____ Data section

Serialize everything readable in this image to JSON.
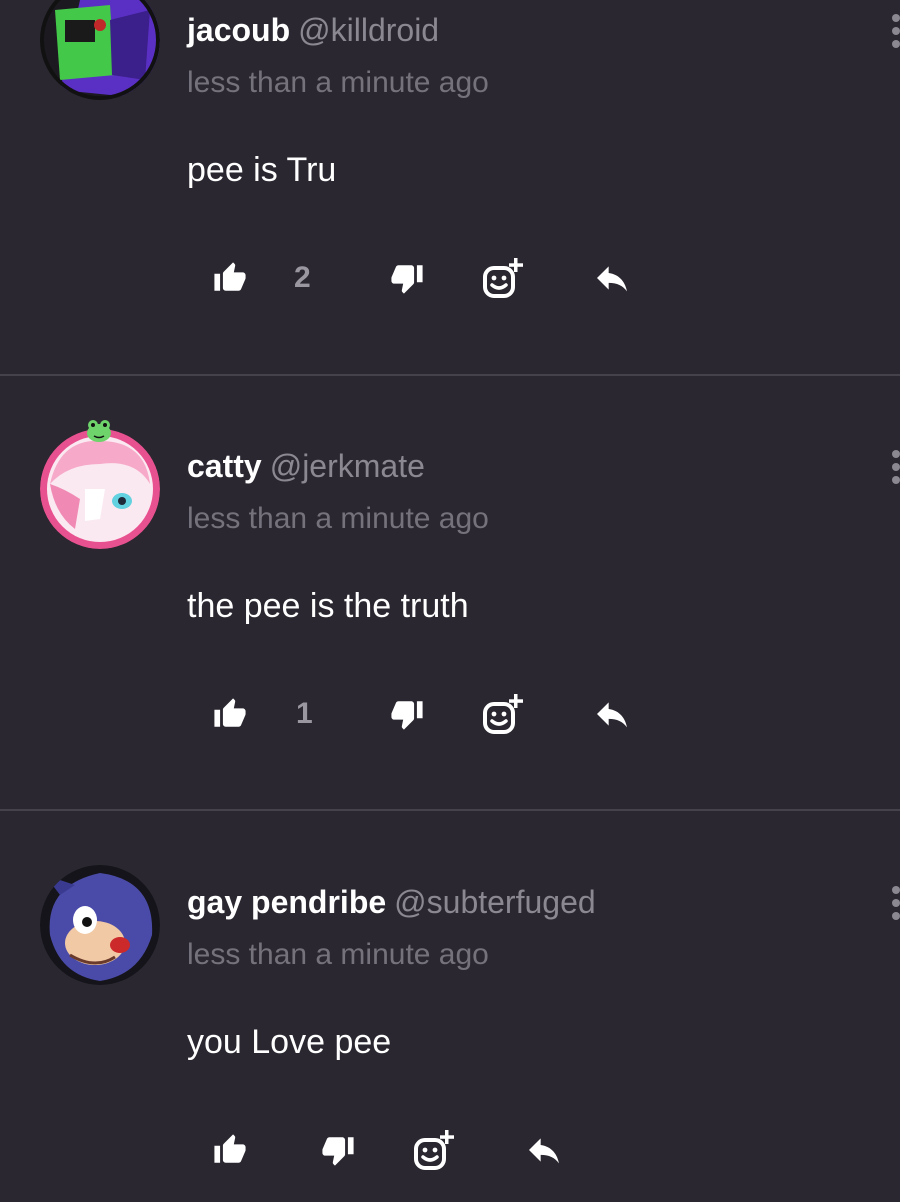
{
  "comments": [
    {
      "display_name": "jacoub",
      "handle": "@killdroid",
      "time": "less than a minute ago",
      "text": "pee is Tru",
      "likes": "2",
      "avatar_colors": [
        "#5a2fc4",
        "#44c84a",
        "#1a1a1a"
      ]
    },
    {
      "display_name": "catty",
      "handle": "@jerkmate",
      "time": "less than a minute ago",
      "text": "the pee is the truth",
      "likes": "1",
      "avatar_colors": [
        "#e8518f",
        "#f6a9c8",
        "#62d1e0"
      ]
    },
    {
      "display_name": "gay pendribe",
      "handle": "@subterfuged",
      "time": "less than a minute ago",
      "text": "you Love pee",
      "likes": "",
      "avatar_colors": [
        "#4a4ba8",
        "#f1c9a5",
        "#cc2a2a"
      ]
    }
  ],
  "colors": {
    "background": "#2a2730",
    "divider": "#45424b",
    "muted_text": "#75727c",
    "handle_text": "#8b8892",
    "icon": "#ffffff"
  }
}
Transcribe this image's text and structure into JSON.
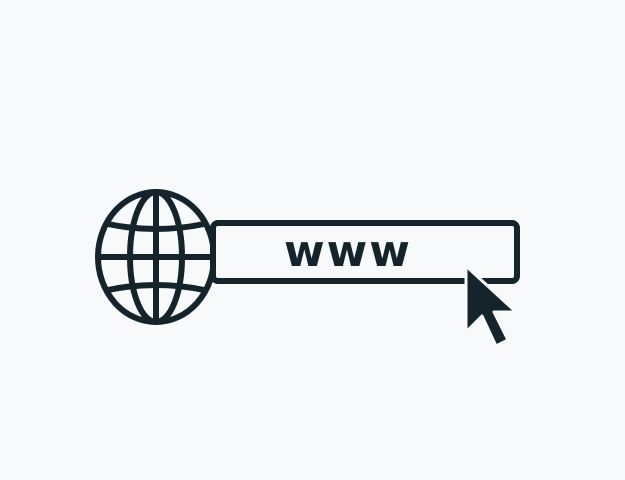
{
  "address_bar": {
    "text": "www"
  },
  "icons": {
    "globe": "globe-icon",
    "cursor": "mouse-pointer-icon"
  },
  "colors": {
    "background": "#f7f9fb",
    "ink": "#15242b"
  }
}
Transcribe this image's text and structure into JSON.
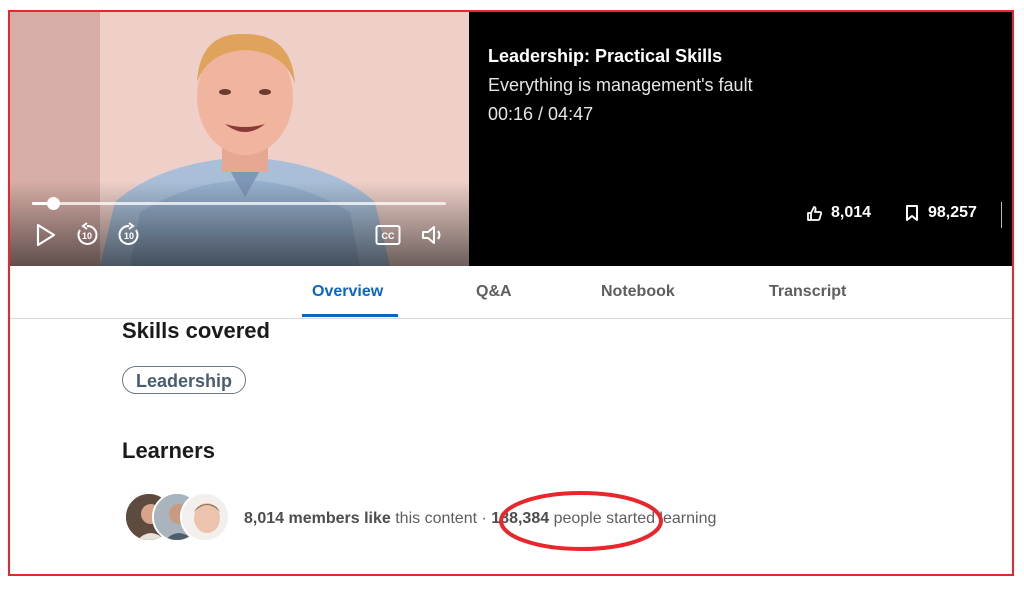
{
  "player": {
    "progress_fraction": 0.05,
    "course_title": "Leadership: Practical Skills",
    "video_title": "Everything is management's fault",
    "time": "00:16 / 04:47",
    "likes": "8,014",
    "saves": "98,257",
    "icons": [
      "play-icon",
      "rewind-10-icon",
      "forward-10-icon",
      "cc-icon",
      "volume-icon",
      "like-icon",
      "bookmark-icon"
    ]
  },
  "tabs": [
    "Overview",
    "Q&A",
    "Notebook",
    "Transcript"
  ],
  "skills": {
    "heading": "Skills covered",
    "items": [
      "Leadership"
    ]
  },
  "learners": {
    "heading": "Learners",
    "members_count": "8,014 members like",
    "members_suffix": "this content",
    "separator": "·",
    "people_count": "188,384",
    "people_suffix": "people started learning"
  },
  "colors": {
    "accent": "#0a66c2",
    "highlight": "#e8262b"
  }
}
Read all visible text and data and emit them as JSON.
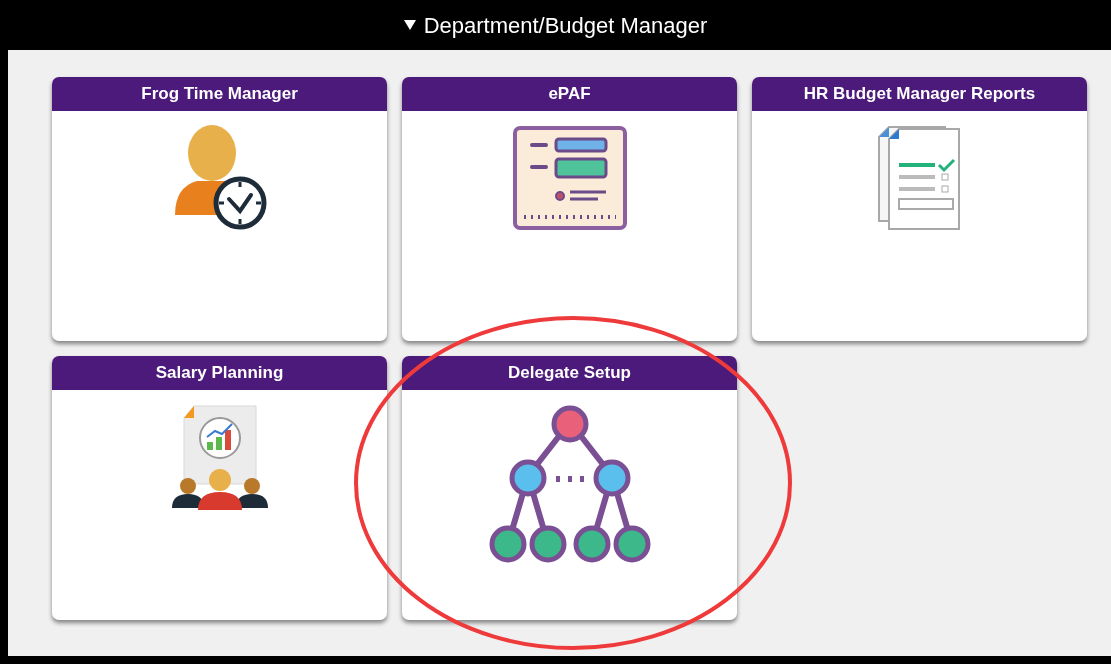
{
  "section": {
    "title": "Department/Budget Manager",
    "expanded": true
  },
  "tiles": [
    {
      "title": "Frog Time Manager",
      "kind": "time",
      "circled": false
    },
    {
      "title": "ePAF",
      "kind": "form",
      "circled": false
    },
    {
      "title": "HR Budget Manager Reports",
      "kind": "report",
      "circled": false
    },
    {
      "title": "Salary Planning",
      "kind": "planning",
      "circled": false
    },
    {
      "title": "Delegate Setup",
      "kind": "hierarchy",
      "circled": true
    }
  ]
}
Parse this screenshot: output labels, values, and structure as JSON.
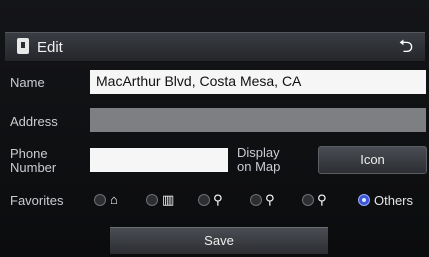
{
  "header": {
    "title": "Edit"
  },
  "fields": {
    "name_label": "Name",
    "name_value": "MacArthur Blvd, Costa Mesa, CA",
    "address_label": "Address",
    "address_value": "",
    "phone_label_line1": "Phone",
    "phone_label_line2": "Number",
    "phone_value": "",
    "display_label_line1": "Display",
    "display_label_line2": "on Map",
    "icon_button": "Icon"
  },
  "favorites": {
    "label": "Favorites",
    "options": [
      "home",
      "office",
      "fav-1",
      "fav-2",
      "fav-3",
      "Others"
    ],
    "selected": "Others",
    "others_label": "Others"
  },
  "actions": {
    "save_label": "Save"
  },
  "colors": {
    "selected_radio": "#3a57d6",
    "field_bg": "#f6f6f6"
  },
  "icons": {
    "edit": "edit-icon",
    "back": "back-icon",
    "home": "home-icon",
    "office": "building-icon",
    "pin": "pin-icon"
  }
}
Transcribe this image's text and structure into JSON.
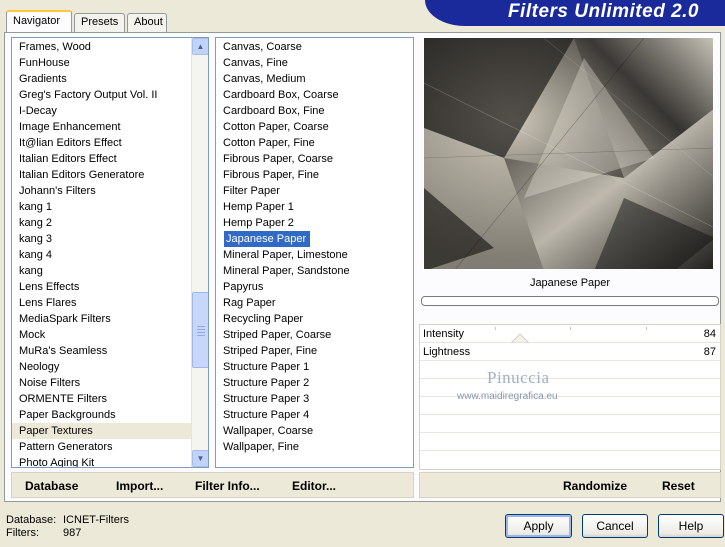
{
  "tabs": [
    {
      "label": "Navigator",
      "active": true
    },
    {
      "label": "Presets",
      "active": false
    },
    {
      "label": "About",
      "active": false
    }
  ],
  "app_title": "Filters Unlimited 2.0",
  "categories": {
    "items": [
      "Frames, Wood",
      "FunHouse",
      "Gradients",
      "Greg's Factory Output Vol. II",
      "I-Decay",
      "Image Enhancement",
      "It@lian Editors Effect",
      "Italian Editors Effect",
      "Italian Editors Generatore",
      "Johann's Filters",
      "kang 1",
      "kang 2",
      "kang 3",
      "kang 4",
      "kang",
      "Lens Effects",
      "Lens Flares",
      "MediaSpark Filters",
      "Mock",
      "MuRa's Seamless",
      "Neology",
      "Noise Filters",
      "ORMENTE Filters",
      "Paper Backgrounds",
      "Paper Textures",
      "Pattern Generators",
      "Photo Aging Kit"
    ],
    "selected": "Paper Textures"
  },
  "filters": {
    "items": [
      "Canvas, Coarse",
      "Canvas, Fine",
      "Canvas, Medium",
      "Cardboard Box, Coarse",
      "Cardboard Box, Fine",
      "Cotton Paper, Coarse",
      "Cotton Paper, Fine",
      "Fibrous Paper, Coarse",
      "Fibrous Paper, Fine",
      "Filter Paper",
      "Hemp Paper 1",
      "Hemp Paper 2",
      "Japanese Paper",
      "Mineral Paper, Limestone",
      "Mineral Paper, Sandstone",
      "Papyrus",
      "Rag Paper",
      "Recycling Paper",
      "Striped Paper, Coarse",
      "Striped Paper, Fine",
      "Structure Paper 1",
      "Structure Paper 2",
      "Structure Paper 3",
      "Structure Paper 4",
      "Wallpaper, Coarse",
      "Wallpaper, Fine"
    ],
    "selected": "Japanese Paper"
  },
  "toolbar": {
    "database": "Database",
    "import": "Import...",
    "filter_info": "Filter Info...",
    "editor": "Editor...",
    "randomize": "Randomize",
    "reset": "Reset"
  },
  "preview": {
    "filter_name": "Japanese Paper"
  },
  "params": [
    {
      "label": "Intensity",
      "value": "84",
      "level": 84
    },
    {
      "label": "Lightness",
      "value": "87",
      "level": 87
    }
  ],
  "watermark": {
    "name": "Pinuccia",
    "site": "www.maidiregrafica.eu"
  },
  "footer": {
    "database_label": "Database:",
    "database_value": "ICNET-Filters",
    "filters_label": "Filters:",
    "filters_value": "987"
  },
  "buttons": {
    "apply": "Apply",
    "cancel": "Cancel",
    "help": "Help"
  },
  "colors": {
    "banner": "#1a2a9a",
    "selection": "#316ac5",
    "tab_highlight": "#ffc83c"
  }
}
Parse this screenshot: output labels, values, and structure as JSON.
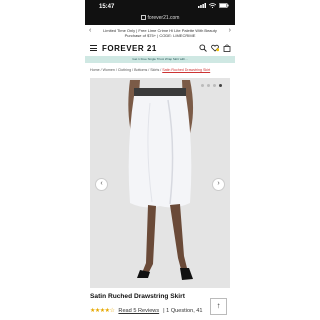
{
  "status_bar": {
    "time": "15:47"
  },
  "browser": {
    "url": "forever21.com"
  },
  "promo": {
    "text": "Limited Time Only | Free Lime Crime Hi Lite Palette With Beauty Purchase of $75+ | CODE: LIMECRIME"
  },
  "header": {
    "logo": "FOREVER 21"
  },
  "subbar": {
    "text": "Get 1 Free Single Tricot Wrap Skirt with..."
  },
  "breadcrumb": {
    "path": "Home / Women / Clothing / Bottoms / Skirts / ",
    "current": "Satin Ruched Drawstring Skirt"
  },
  "product": {
    "title": "Satin Ruched Drawstring Skirt",
    "rating": 4,
    "reviews_link": "Read 5 Reviews",
    "questions": "| 1 Question, 41"
  },
  "carousel": {
    "total": 4,
    "active": 4
  },
  "colors": {
    "accent": "#c33333",
    "star": "#e6a800",
    "banner": "#cfe8e3"
  }
}
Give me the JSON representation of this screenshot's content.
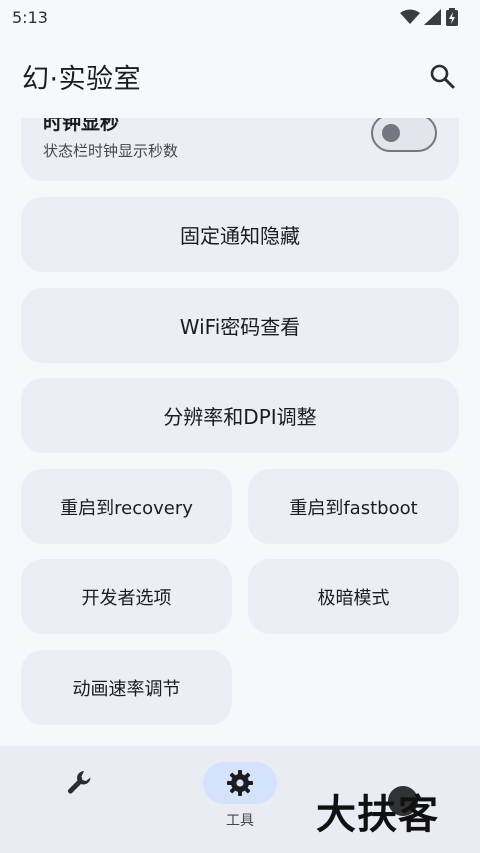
{
  "status_bar": {
    "time": "5:13"
  },
  "app_bar": {
    "title": "幻·实验室"
  },
  "toggle_setting": {
    "title": "时钟显秒",
    "subtitle": "状态栏时钟显示秒数",
    "enabled": false
  },
  "buttons": {
    "hide_notification": "固定通知隐藏",
    "wifi_password": "WiFi密码查看",
    "resolution_dpi": "分辨率和DPI调整",
    "reboot_recovery": "重启到recovery",
    "reboot_fastboot": "重启到fastboot",
    "developer_options": "开发者选项",
    "extra_dim": "极暗模式",
    "animation_speed": "动画速率调节"
  },
  "bottom_nav": {
    "tools_label": "工具"
  },
  "watermark": {
    "text": "大扶客"
  },
  "colors": {
    "accent_pill": "#d5e2fb",
    "card_bg": "#eceef5"
  }
}
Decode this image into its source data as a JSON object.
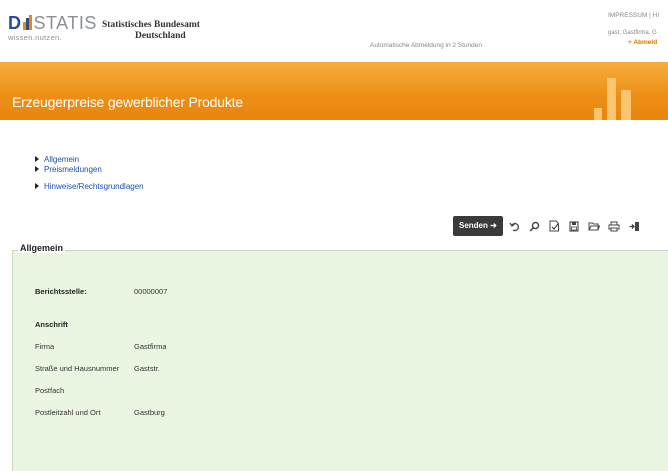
{
  "header": {
    "logo_prefix": "D",
    "logo_suffix": "STATIS",
    "logo_tagline": "wissen.nutzen.",
    "agency_line1": "Statistisches Bundesamt",
    "agency_line2": "Deutschland",
    "auto_logout": "Automatische Abmeldung in 2 Stunden",
    "top_links": "IMPRESSUM | HI",
    "user_info": "gast, Gastfirma, G",
    "logout_label": "+ Abmeld"
  },
  "banner": {
    "title": "Erzeugerpreise gewerblicher Produkte"
  },
  "nav": {
    "items": [
      {
        "label": "Allgemein"
      },
      {
        "label": "Preismeldungen"
      },
      {
        "label": "Hinweise/Rechtsgrundlagen"
      }
    ]
  },
  "toolbar": {
    "send_label": "Senden",
    "icons": [
      "send-arrow-icon",
      "undo-icon",
      "search-icon",
      "check-document-icon",
      "save-icon",
      "open-folder-icon",
      "print-icon",
      "exit-icon"
    ]
  },
  "form": {
    "section_title": "Allgemein",
    "reporting_label": "Berichtsstelle:",
    "reporting_value": "00000007",
    "address_heading": "Anschrift",
    "fields": [
      {
        "label": "Firma",
        "value": "Gastfirma"
      },
      {
        "label": "Straße und Hausnummer",
        "value": "Gaststr."
      },
      {
        "label": "Postfach",
        "value": ""
      },
      {
        "label": "Postleitzahl und Ort",
        "value": "Gastburg"
      }
    ]
  },
  "colors": {
    "banner_orange": "#ec8e16",
    "panel_green": "#eaf6e2",
    "link_blue": "#1a4fae",
    "logo_blue": "#2a4d8f"
  }
}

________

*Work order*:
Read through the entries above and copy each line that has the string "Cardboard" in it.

*Answer area*:
      "Cardboard Box, Coarse",
      "Cardboard Box, Fine",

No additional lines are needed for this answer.